Florida’s Economic Future Merry and Bright, UCF Expert Says

UCF economist Sean Snaith

2015 was a good year for Florida, which saw its housing market improve and its economic expansion and job growth outpace the national average, according to University of Central Florida economist Sean Snaith.

Price appreciation for single-family homes and townhomes/condominiums has grown at 12.4 percent and 7.2 percent, respectively, and it is expected that sales will keep climbing.

“The fundamental underpinnings of the housing market in Florida continue to improve,” Snaith said. “Job growth in Florida is forecasted to continue to outperform the U.S. labor market, and with more Baby Boomers reaching the end of their working lives, this bodes well for continued population growth via the in-migration of workers and retirees to Florida.”
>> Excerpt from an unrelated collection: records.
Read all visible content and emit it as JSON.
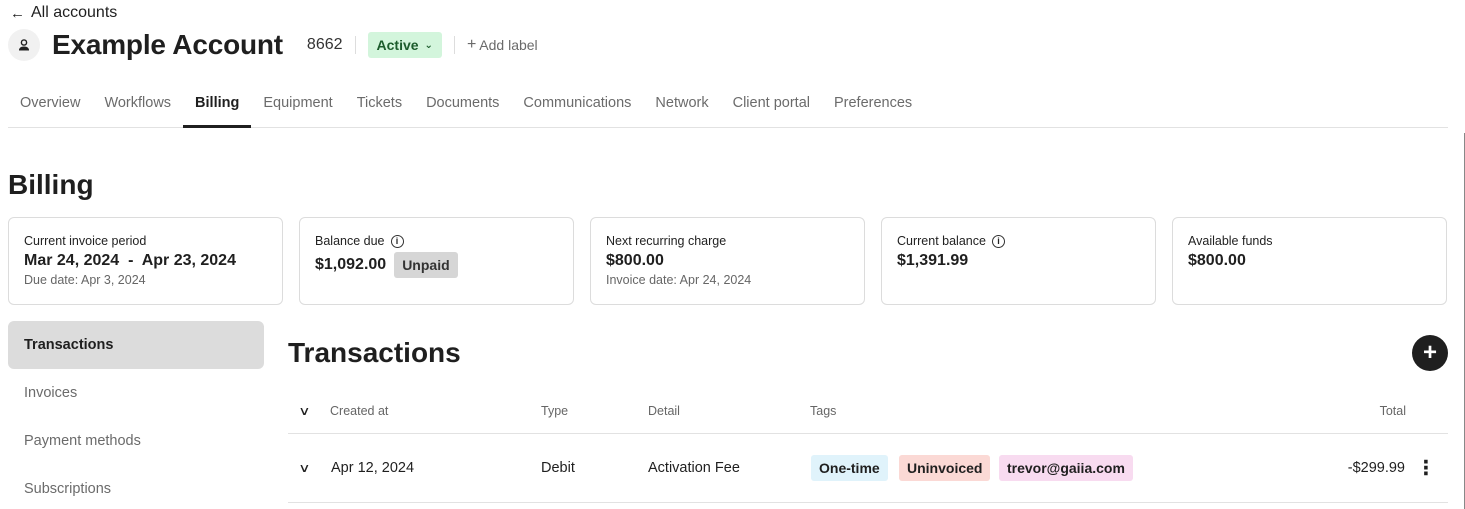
{
  "nav": {
    "back_label": "All accounts"
  },
  "account": {
    "title": "Example Account",
    "number": "8662",
    "status": "Active",
    "add_label": "Add label"
  },
  "tabs": [
    {
      "label": "Overview"
    },
    {
      "label": "Workflows"
    },
    {
      "label": "Billing",
      "active": true
    },
    {
      "label": "Equipment"
    },
    {
      "label": "Tickets"
    },
    {
      "label": "Documents"
    },
    {
      "label": "Communications"
    },
    {
      "label": "Network"
    },
    {
      "label": "Client portal"
    },
    {
      "label": "Preferences"
    }
  ],
  "billing": {
    "title": "Billing",
    "cards": [
      {
        "label": "Current invoice period",
        "value": "Mar 24, 2024  -  Apr 23, 2024",
        "sub": "Due date: Apr 3, 2024"
      },
      {
        "label": "Balance due",
        "value": "$1,092.00",
        "badge": "Unpaid"
      },
      {
        "label": "Next recurring charge",
        "value": "$800.00",
        "sub": "Invoice date: Apr 24, 2024"
      },
      {
        "label": "Current balance",
        "value": "$1,391.99"
      },
      {
        "label": "Available funds",
        "value": "$800.00"
      }
    ]
  },
  "subnav": [
    {
      "label": "Transactions",
      "active": true
    },
    {
      "label": "Invoices"
    },
    {
      "label": "Payment methods"
    },
    {
      "label": "Subscriptions"
    }
  ],
  "transactions": {
    "title": "Transactions",
    "columns": {
      "created_at": "Created at",
      "type": "Type",
      "detail": "Detail",
      "tags": "Tags",
      "total": "Total"
    },
    "rows": [
      {
        "created_at": "Apr 12, 2024",
        "type": "Debit",
        "detail": "Activation Fee",
        "tags": [
          "One-time",
          "Uninvoiced",
          "trevor@gaiia.com"
        ],
        "total": "-$299.99"
      }
    ]
  },
  "colors": {
    "status_bg": "#d3f5dc",
    "tag_one_time": "#e0f3fb",
    "tag_uninvoiced": "#fbd9d5",
    "tag_user": "#f8dbf0"
  },
  "icons": [
    "arrow-left-icon",
    "user-icon",
    "chevron-down-icon",
    "plus-icon",
    "info-icon",
    "more-vertical-icon"
  ]
}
As a result, there will be more demand for the state and local government services that support the population and economy, Snaith said.

Additional highlights from Snaith’s Florida forecast for 2015 to 2018, available here, include:
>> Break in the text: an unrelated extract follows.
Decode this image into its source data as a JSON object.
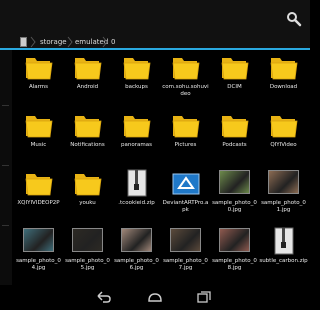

  • Florida’s real gross state product bounced back following the recession, but growth will decelerate mildly from 2016 to 2018 due to a more restrictive national economic policy.
  • Personal income growth in Florida will be sustained at 5 percent in 2015, the same rate as 2014. It will decelerate to 4.8 percent in 2016, jump in 5.8 percent in 2017 and then hit 5.9 percent in 2018, still outpacing the national average growth for 2015 to 2018.
  • Stocks fell following the Fed’s December 2015 interest rate hikes, combined with global economic uncertainty and national financial market volatility. The Dow is down 1.5 percent compared to this time last year.
  • The decline in oil and gasoline prices boosted consumer confidence and supported spending on other goods and services. Retail spending will begin to accelerate in 2016-17 with growth averaging 5.5 percent.
  • Payroll job growth was robust in 2015 but will ease over the next three years, though Florida will continue to outpace the national average.
  • The anticipated growing labor force will pose a challenge for reducing the unemployment rate and could stall progress.

The Institute for Economic Competitiveness will analyze the diversification of Florida’s economy over the past 25 years in a multi-part series that will start in March 2016.
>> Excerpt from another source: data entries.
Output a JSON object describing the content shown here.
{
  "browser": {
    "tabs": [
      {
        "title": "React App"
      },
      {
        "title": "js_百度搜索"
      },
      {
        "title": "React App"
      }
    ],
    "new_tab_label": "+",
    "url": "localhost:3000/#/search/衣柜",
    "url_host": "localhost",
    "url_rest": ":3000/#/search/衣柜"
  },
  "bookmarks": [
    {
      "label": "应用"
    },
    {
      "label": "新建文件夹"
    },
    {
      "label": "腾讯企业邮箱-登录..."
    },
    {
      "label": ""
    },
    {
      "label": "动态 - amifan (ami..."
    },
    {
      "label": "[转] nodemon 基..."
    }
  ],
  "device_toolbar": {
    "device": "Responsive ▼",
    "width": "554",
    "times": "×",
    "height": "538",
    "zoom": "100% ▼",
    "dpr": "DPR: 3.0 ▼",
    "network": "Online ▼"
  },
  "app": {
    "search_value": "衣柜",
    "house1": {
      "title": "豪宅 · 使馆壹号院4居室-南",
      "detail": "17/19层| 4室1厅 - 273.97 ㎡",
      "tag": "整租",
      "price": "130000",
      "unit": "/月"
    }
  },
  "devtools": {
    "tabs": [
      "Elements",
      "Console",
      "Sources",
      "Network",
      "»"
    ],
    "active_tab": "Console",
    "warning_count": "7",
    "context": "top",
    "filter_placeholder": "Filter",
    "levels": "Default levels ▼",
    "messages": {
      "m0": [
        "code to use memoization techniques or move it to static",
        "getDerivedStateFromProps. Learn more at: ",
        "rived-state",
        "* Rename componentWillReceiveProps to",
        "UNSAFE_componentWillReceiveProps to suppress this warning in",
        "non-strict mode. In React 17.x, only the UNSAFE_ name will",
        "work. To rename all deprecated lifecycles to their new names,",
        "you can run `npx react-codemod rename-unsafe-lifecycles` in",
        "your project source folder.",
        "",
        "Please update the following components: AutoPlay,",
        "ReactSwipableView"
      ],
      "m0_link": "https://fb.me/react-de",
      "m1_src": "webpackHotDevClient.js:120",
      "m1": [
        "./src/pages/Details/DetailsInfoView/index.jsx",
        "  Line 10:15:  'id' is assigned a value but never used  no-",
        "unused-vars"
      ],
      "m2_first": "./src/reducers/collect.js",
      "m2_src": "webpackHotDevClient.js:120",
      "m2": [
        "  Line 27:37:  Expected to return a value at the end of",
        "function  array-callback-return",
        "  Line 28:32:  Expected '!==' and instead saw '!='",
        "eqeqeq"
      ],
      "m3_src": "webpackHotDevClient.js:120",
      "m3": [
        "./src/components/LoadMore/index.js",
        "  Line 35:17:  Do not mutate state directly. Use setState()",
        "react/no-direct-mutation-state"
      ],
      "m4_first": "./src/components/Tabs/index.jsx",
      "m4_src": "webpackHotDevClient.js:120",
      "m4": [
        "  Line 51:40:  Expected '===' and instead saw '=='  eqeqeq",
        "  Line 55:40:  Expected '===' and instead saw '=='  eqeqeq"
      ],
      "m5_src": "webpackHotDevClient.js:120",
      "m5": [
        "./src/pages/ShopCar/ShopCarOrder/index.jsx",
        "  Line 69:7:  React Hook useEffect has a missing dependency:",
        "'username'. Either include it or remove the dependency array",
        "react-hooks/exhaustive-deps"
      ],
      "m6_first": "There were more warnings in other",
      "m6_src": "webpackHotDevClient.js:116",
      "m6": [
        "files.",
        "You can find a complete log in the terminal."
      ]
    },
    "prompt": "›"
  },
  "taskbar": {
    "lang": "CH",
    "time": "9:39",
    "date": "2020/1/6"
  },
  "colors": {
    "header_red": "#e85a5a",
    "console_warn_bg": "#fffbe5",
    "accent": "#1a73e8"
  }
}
The study will examine the value of economic diversification, how it’s measured, and the progress Florida and its regions in diversifying. The goal is to provide guidance for future efforts.

Snaith is a national expert in economics, forecasting, market sizing and economic analysis who authors quarterly reports about the state of the economy. Bloomberg News has named Snaith as one of the country’s most accurate forecasters for his predictions about the Federal Reserve’s benchmark interest rate, the Federal Funds rate.

Snaith also is a member of multiple national forecasting panels, including The Wall Street Journal Economic Forecasting Survey, CNNMoney.com’s survey of leading economists, the Associated Press Economy Survey, the National Association of Business Economics Quarterly Outlook Survey Panel, the Federal Reserve Bank of Philadelphia’s Survey of Professional Forecasters, the Livingston Survey, Bloomberg U.S. Economic Indicator Survey, Reuters U.S. Economy Survey, and USA Today Economic Survey Panel.

The Institute for Economic Competitiveness strives to provide complete, accurate and timely national, state and regional forecasts and economic analyses. Through these analyses, the institute provides valuable resources to the public and private sectors for informed decision-making.